In 1940 Congress passed the Alien Registration Act that is the foundation for the current Special Registration regulation that has become the bane of Arab and Muslim (and, presumably, North Korean) men. It is also the foundation for the overall alien registration system that gives us Alien Registration Numbers.

When originally enacted, the Alien Registration Act of 1940 required all aliens (regardless of status) to register by reporting to their local post office for fingerprinting and submission of biographical data. Millions of aliens registered with the program, which continued throughout World War II. Although it was incorporated into the Immigration and Nationality Act of 1952, the practice of registering non-immigrants ceased, largely as a reflection of reciprocal treatment by foreign governments of American visitors.

The Alien Registration Act of 1940 also made members of certain criminal and subversive groups subject to deportation, and created voluntary departure.

The same year of the Registration Act President Roosevelt's Reorganization Plan Number V transferred the INS from the Department of Labor to the Department of Justice. The reason?

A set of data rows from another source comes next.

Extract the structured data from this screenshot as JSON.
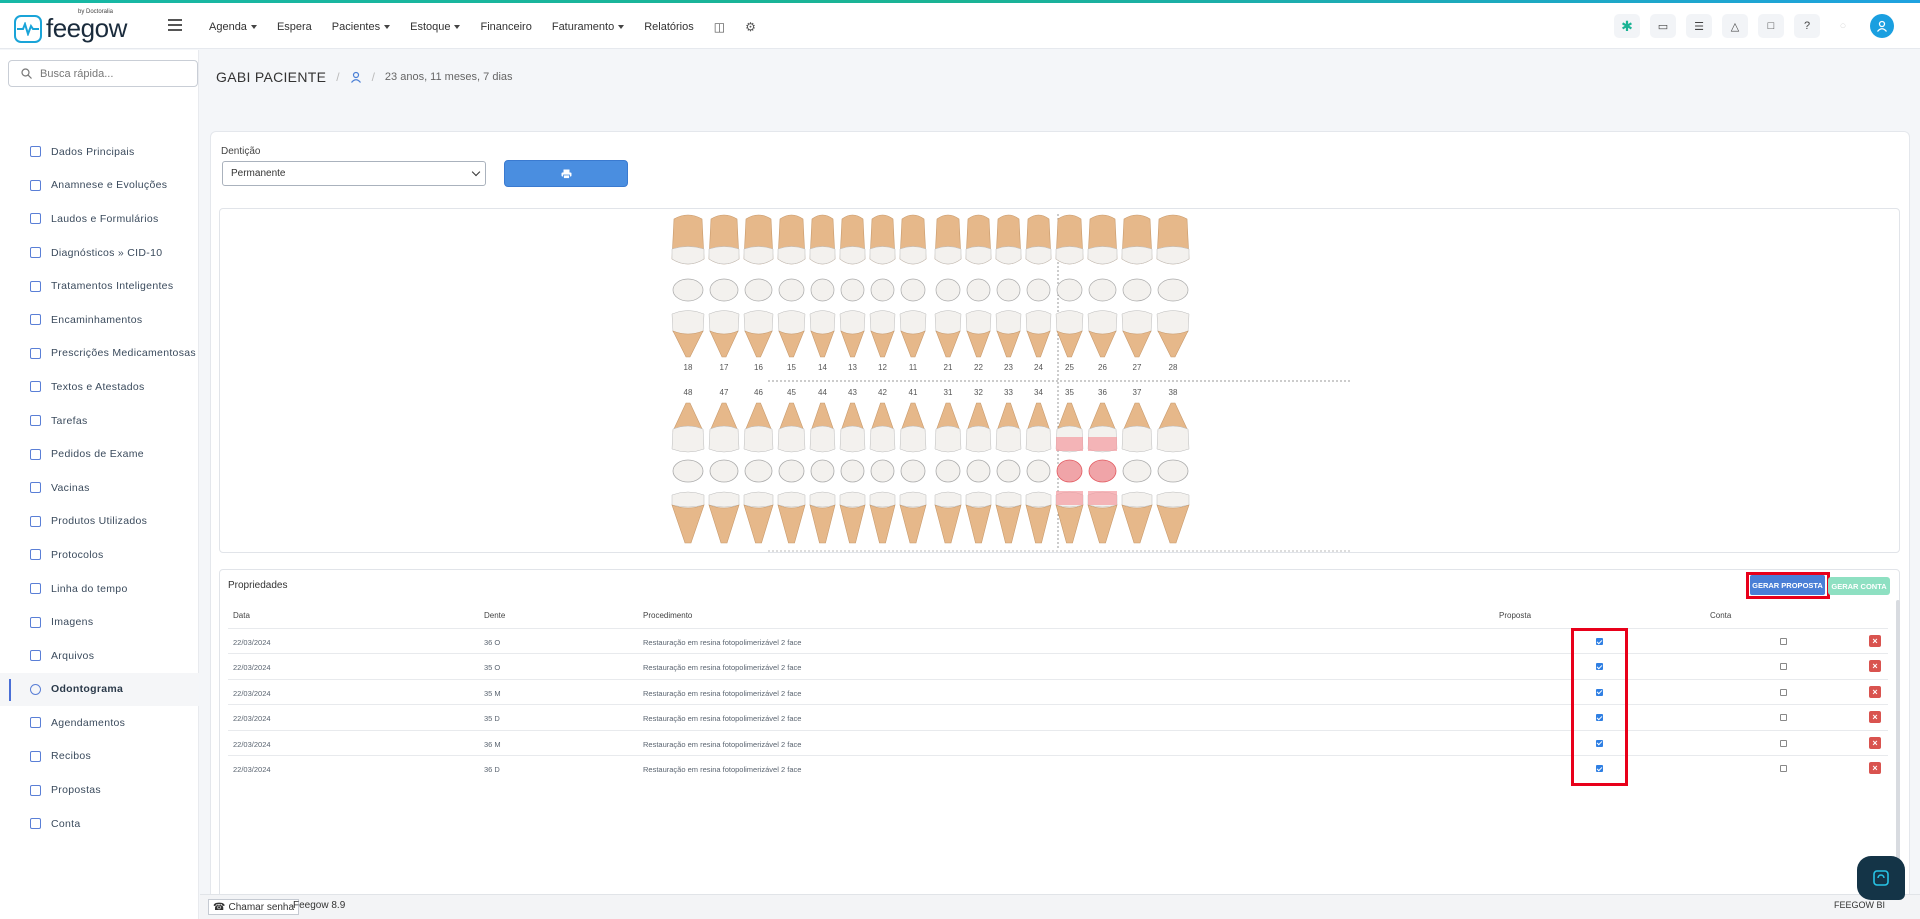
{
  "brand": {
    "name": "feegow",
    "sub": "by Doctoralia"
  },
  "nav": [
    {
      "label": "Agenda",
      "dropdown": true
    },
    {
      "label": "Espera",
      "dropdown": false
    },
    {
      "label": "Pacientes",
      "dropdown": true
    },
    {
      "label": "Estoque",
      "dropdown": true
    },
    {
      "label": "Financeiro",
      "dropdown": false
    },
    {
      "label": "Faturamento",
      "dropdown": true
    },
    {
      "label": "Relatórios",
      "dropdown": false
    }
  ],
  "search": {
    "placeholder": "Busca rápida..."
  },
  "sidebar": {
    "items": [
      {
        "label": "Dados Principais",
        "icon": "user-icon"
      },
      {
        "label": "Anamnese e Evoluções",
        "icon": "chart-icon"
      },
      {
        "label": "Laudos e Formulários",
        "icon": "clipboard-icon"
      },
      {
        "label": "Diagnósticos » CID-10",
        "icon": "stethoscope-icon"
      },
      {
        "label": "Tratamentos Inteligentes",
        "icon": "stethoscope-icon"
      },
      {
        "label": "Encaminhamentos",
        "icon": "document-icon"
      },
      {
        "label": "Prescrições Medicamentosas",
        "icon": "pills-icon"
      },
      {
        "label": "Textos e Atestados",
        "icon": "document-icon"
      },
      {
        "label": "Tarefas",
        "icon": "list-icon"
      },
      {
        "label": "Pedidos de Exame",
        "icon": "clipboard-icon"
      },
      {
        "label": "Vacinas",
        "icon": "syringe-icon"
      },
      {
        "label": "Produtos Utilizados",
        "icon": "box-icon"
      },
      {
        "label": "Protocolos",
        "icon": "clipboard-icon"
      },
      {
        "label": "Linha do tempo",
        "icon": "timeline-icon"
      },
      {
        "label": "Imagens",
        "icon": "camera-icon"
      },
      {
        "label": "Arquivos",
        "icon": "file-icon"
      },
      {
        "label": "Odontograma",
        "icon": "globe-icon",
        "active": true
      },
      {
        "label": "Agendamentos",
        "icon": "calendar-icon"
      },
      {
        "label": "Recibos",
        "icon": "receipt-icon"
      },
      {
        "label": "Propostas",
        "icon": "document-icon"
      },
      {
        "label": "Conta",
        "icon": "wallet-icon"
      }
    ]
  },
  "patient": {
    "name": "GABI PACIENTE",
    "age": "23 anos, 11 meses, 7 dias"
  },
  "denticao": {
    "label": "Dentição",
    "value": "Permanente"
  },
  "teeth": {
    "upper": [
      "18",
      "17",
      "16",
      "15",
      "14",
      "13",
      "12",
      "11",
      "21",
      "22",
      "23",
      "24",
      "25",
      "26",
      "27",
      "28"
    ],
    "lower": [
      "48",
      "47",
      "46",
      "45",
      "44",
      "43",
      "42",
      "41",
      "31",
      "32",
      "33",
      "34",
      "35",
      "36",
      "37",
      "38"
    ],
    "marked_lower": [
      "35",
      "36"
    ]
  },
  "props": {
    "title": "Propriedades",
    "btn_proposta": "GERAR PROPOSTA",
    "btn_conta": "GERAR CONTA",
    "headers": {
      "data": "Data",
      "dente": "Dente",
      "procedimento": "Procedimento",
      "proposta": "Proposta",
      "conta": "Conta"
    },
    "rows": [
      {
        "data": "22/03/2024",
        "dente": "36 O",
        "procedimento": "Restauração em resina fotopolimerizável 2 face",
        "proposta": true,
        "conta": false
      },
      {
        "data": "22/03/2024",
        "dente": "35 O",
        "procedimento": "Restauração em resina fotopolimerizável 2 face",
        "proposta": true,
        "conta": false
      },
      {
        "data": "22/03/2024",
        "dente": "35 M",
        "procedimento": "Restauração em resina fotopolimerizável 2 face",
        "proposta": true,
        "conta": false
      },
      {
        "data": "22/03/2024",
        "dente": "35 D",
        "procedimento": "Restauração em resina fotopolimerizável 2 face",
        "proposta": true,
        "conta": false
      },
      {
        "data": "22/03/2024",
        "dente": "36 M",
        "procedimento": "Restauração em resina fotopolimerizável 2 face",
        "proposta": true,
        "conta": false
      },
      {
        "data": "22/03/2024",
        "dente": "36 D",
        "procedimento": "Restauração em resina fotopolimerizável 2 face",
        "proposta": true,
        "conta": false
      }
    ]
  },
  "footer": {
    "chamar": "Chamar senha",
    "version": "Feegow 8.9",
    "bi": "FEEGOW BI"
  },
  "colors": {
    "accent": "#4a7fd6",
    "highlight": "#e8001a",
    "teal": "#1ab394",
    "tooth": "#e6b88a"
  }
}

National security.

There were also repeated initiatives broadening the authority of consular officers and immigration officials to restrict entry into the US or departure from it. And let's not forget the internment camps.

So where is the silver lining?

In 1942, the government recognized an urgent need for foreign labor. Through the Act of April 29, 1943 Congress authorized importation of temporary agricultural laborers to the United States from North, South, and Central America for agricultural work (The program was extended through 1947, then served as the legal basis of the Mexican "Bracero Program," which lasted through 1964). The Act of February 14, 1944 provided for the importation of temporary workers from countries in the Western Hemisphere for employment in industries and services essential to the war effort.

One of the saddest chapters in US immigration history also came to an end at this time when Congress repealed the Chinese Exclusion Acts. Subsequent measures tempered other nationality-based discriminatory measures (e.g. allowing admission and naturalization of natives of India and the Philippines). Granted, both of these measures still operated under the cloud of nationality quotas, but they signaled a growing enlightenment in immigration legislation.

This is my hope for today. Reorganizing the INS in 1940 made sense and enabled the agency to respond to 60 years of expansion in immigration services. Hopefully, the move to DHS will enable BCIS and BICE to do likewise. Special Registration and tighter "war-time" restrictions test our nation's adherence to core principles of fairness and due process'and the immigration agencies' abilities to manage an ever-increasing range of duties with notoriously limited resources. If history repeats itself, Congress should soon endeavor to correct some of the ills that have plagued immigration law; they can start by fixing IIRIRA and enabling proper law enforcement measures to target security threats, rather than use overly broad, discriminatory measures like call-in registration to target nationalities.

With the war now under way, and administration promises to detain asylum seekers from countries that host Al Qaeda (which is probably everywhere), reform may seem a long way off, but the one constant in US immigration law throughout the years is the promise of change.

About The Author

Steven D. Heller, Esq. is an immigration attorney in New York. He is co-author of Citizenship for Dummies, to be published later this year by Wiley Publishers.

The opinions expressed in this article do not necessarily reflect the opinion of ILW.COM.